Quote the listing below in its entirety.
* * * * * * * * *
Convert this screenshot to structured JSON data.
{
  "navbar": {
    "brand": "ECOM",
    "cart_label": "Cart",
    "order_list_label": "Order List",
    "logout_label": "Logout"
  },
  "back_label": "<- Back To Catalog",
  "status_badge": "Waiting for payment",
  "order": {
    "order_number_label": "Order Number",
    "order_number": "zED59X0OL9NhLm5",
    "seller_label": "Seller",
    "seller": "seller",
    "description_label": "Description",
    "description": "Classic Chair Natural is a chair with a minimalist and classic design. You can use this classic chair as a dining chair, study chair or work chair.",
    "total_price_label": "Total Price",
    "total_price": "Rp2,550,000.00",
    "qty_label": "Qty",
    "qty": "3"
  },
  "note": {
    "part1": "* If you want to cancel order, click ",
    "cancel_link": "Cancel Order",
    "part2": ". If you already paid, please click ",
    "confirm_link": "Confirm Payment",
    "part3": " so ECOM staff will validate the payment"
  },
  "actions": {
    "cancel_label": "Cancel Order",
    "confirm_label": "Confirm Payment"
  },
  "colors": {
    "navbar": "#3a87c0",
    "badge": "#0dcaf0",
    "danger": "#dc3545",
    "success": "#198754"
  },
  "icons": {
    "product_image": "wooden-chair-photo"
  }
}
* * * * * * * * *
** Your solution **
Convert this screenshot to structured JSON data.
{
  "navbar": {
    "brand": "ECOM",
    "cart_label": "Cart",
    "order_list_label": "Order List",
    "logout_label": "Logout"
  },
  "back_label": "<- Back To Catalog",
  "status_badge": "Waiting for payment",
  "order": {
    "order_number_label": "Order Number",
    "order_number": "zED59X0OL9NhLm5",
    "seller_label": "Seller",
    "seller": "seller",
    "description_label": "Description",
    "description": "Classic Chair Natural is a chair with a minimalist and classic design. You can use this classic chair as a dining chair, study chair or work chair.",
    "total_price_label": "Total Price",
    "total_price": "Rp2,550,000.00",
    "qty_label": "Qty",
    "qty": "3"
  },
  "note": {
    "part1": "* If you want to cancel order, click ",
    "cancel_link": "Cancel Order",
    "part2": ". If you already paid, please click ",
    "confirm_link": "Confirm Payment",
    "part3": " so ECOM staff will validate the payment"
  },
  "actions": {
    "cancel_label": "Cancel Order",
    "confirm_label": "Confirm Payment"
  },
  "colors": {
    "navbar": "#3a87c0",
    "badge": "#0dcaf0",
    "danger": "#dc3545",
    "success": "#198754"
  },
  "icons": {
    "product_image": "wooden-chair-photo"
  }
}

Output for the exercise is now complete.